▶ Activity: Write out the data word for word and drop any picture you find.

▶ Data excerpts:
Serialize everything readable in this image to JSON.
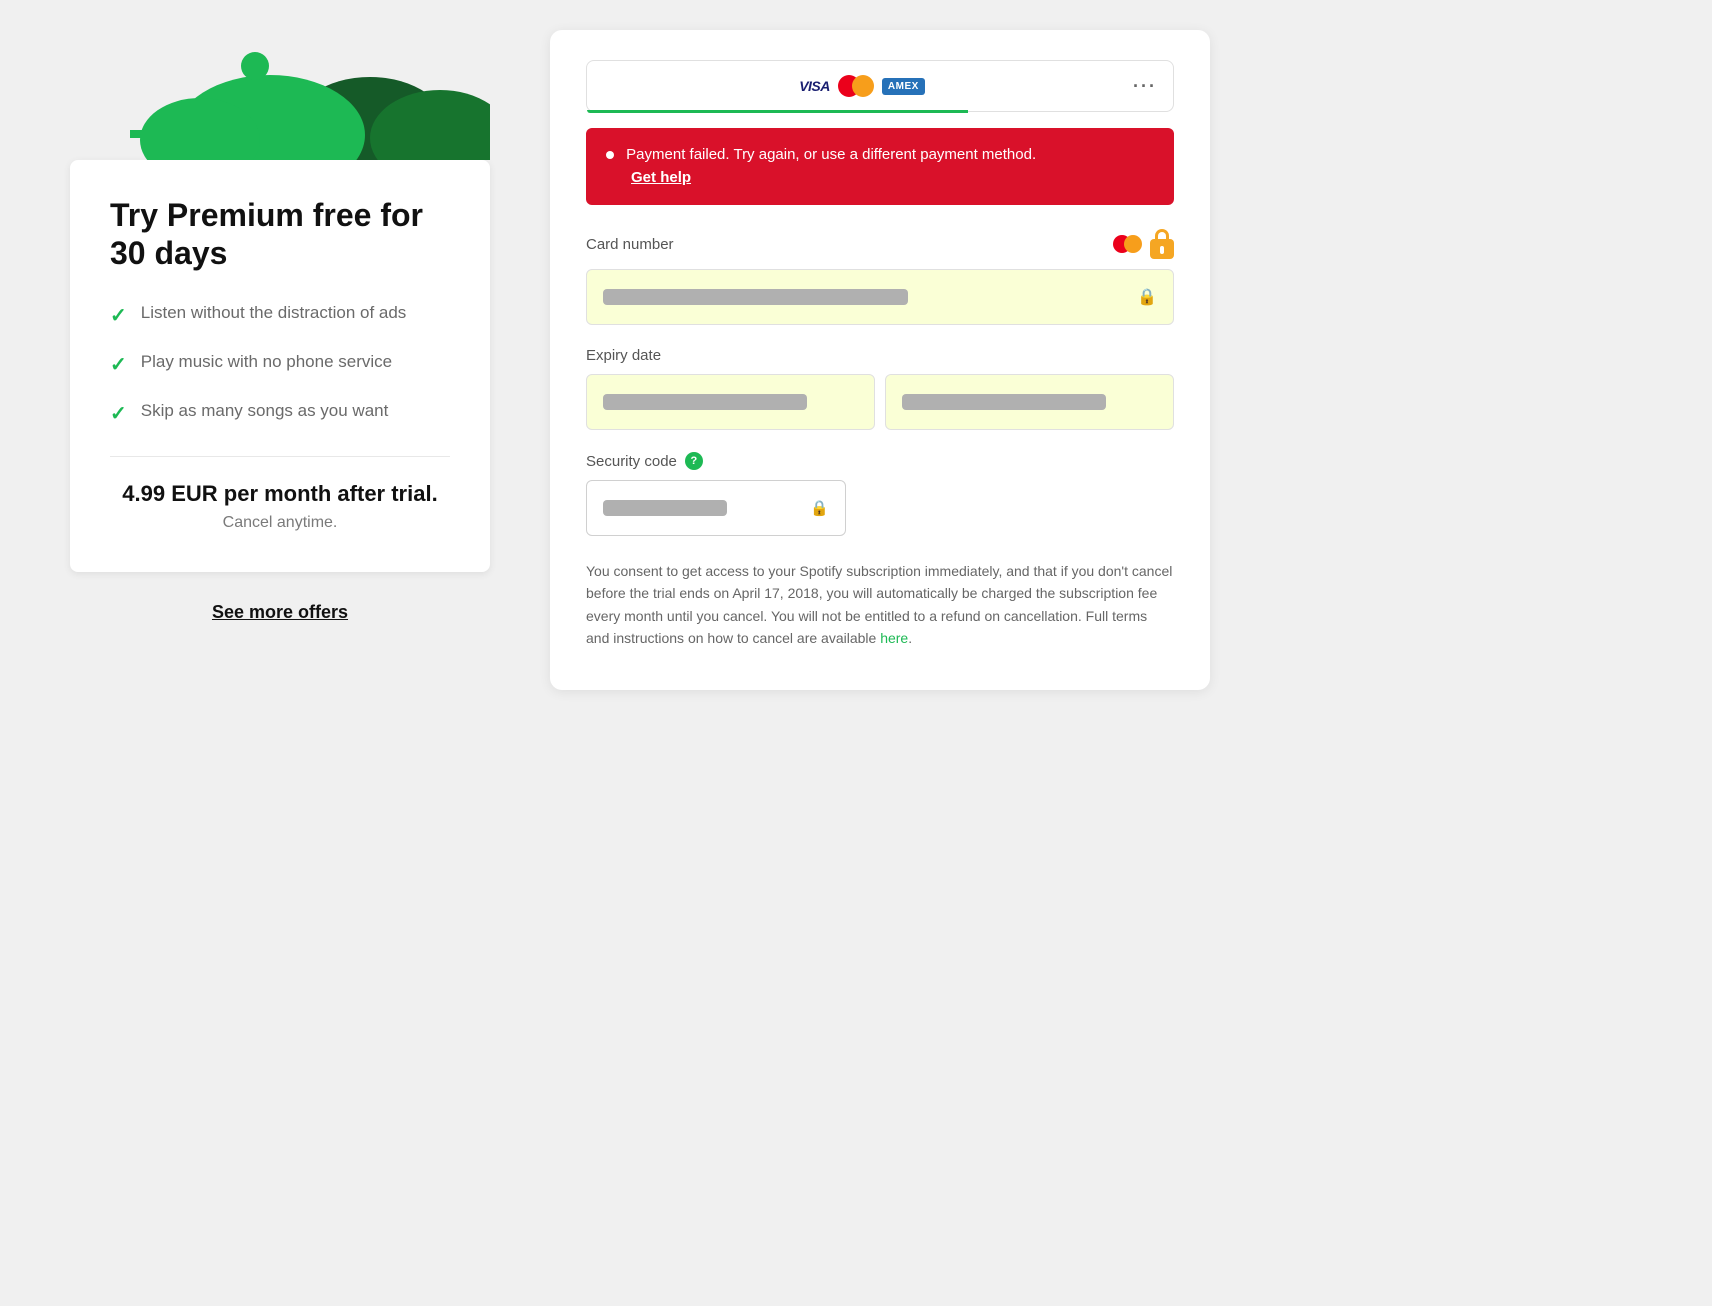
{
  "left": {
    "offer_title": "Try Premium free for 30 days",
    "features": [
      {
        "text": "Listen without the distraction of ads"
      },
      {
        "text": "Play music with no phone service"
      },
      {
        "text": "Skip as many songs as you want"
      }
    ],
    "price_text": "4.99 EUR per month after trial.",
    "cancel_text": "Cancel anytime.",
    "see_more_label": "See more offers"
  },
  "right": {
    "payment_method": {
      "more_label": "···"
    },
    "error": {
      "message": "Payment failed. Try again, or use a different payment method.",
      "link_text": "Get help"
    },
    "card_number_label": "Card number",
    "expiry_label": "Expiry date",
    "security_label": "Security code",
    "consent_text": "You consent to get access to your Spotify subscription immediately, and that if you don't cancel before the trial ends on April 17, 2018, you will automatically be charged the subscription fee every month until you cancel. You will not be entitled to a refund on cancellation. Full terms and instructions on how to cancel are available",
    "consent_link_text": "here"
  }
}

▶ Written answer:
Serialize everything readable in this image to JSON.
{
  "left": {
    "offer_title": "Try Premium free for 30 days",
    "features": [
      {
        "text": "Listen without the distraction of ads"
      },
      {
        "text": "Play music with no phone service"
      },
      {
        "text": "Skip as many songs as you want"
      }
    ],
    "price_text": "4.99 EUR per month after trial.",
    "cancel_text": "Cancel anytime.",
    "see_more_label": "See more offers"
  },
  "right": {
    "payment_method": {
      "more_label": "···"
    },
    "error": {
      "message": "Payment failed. Try again, or use a different payment method.",
      "link_text": "Get help"
    },
    "card_number_label": "Card number",
    "expiry_label": "Expiry date",
    "security_label": "Security code",
    "consent_text": "You consent to get access to your Spotify subscription immediately, and that if you don't cancel before the trial ends on April 17, 2018, you will automatically be charged the subscription fee every month until you cancel. You will not be entitled to a refund on cancellation. Full terms and instructions on how to cancel are available",
    "consent_link_text": "here"
  }
}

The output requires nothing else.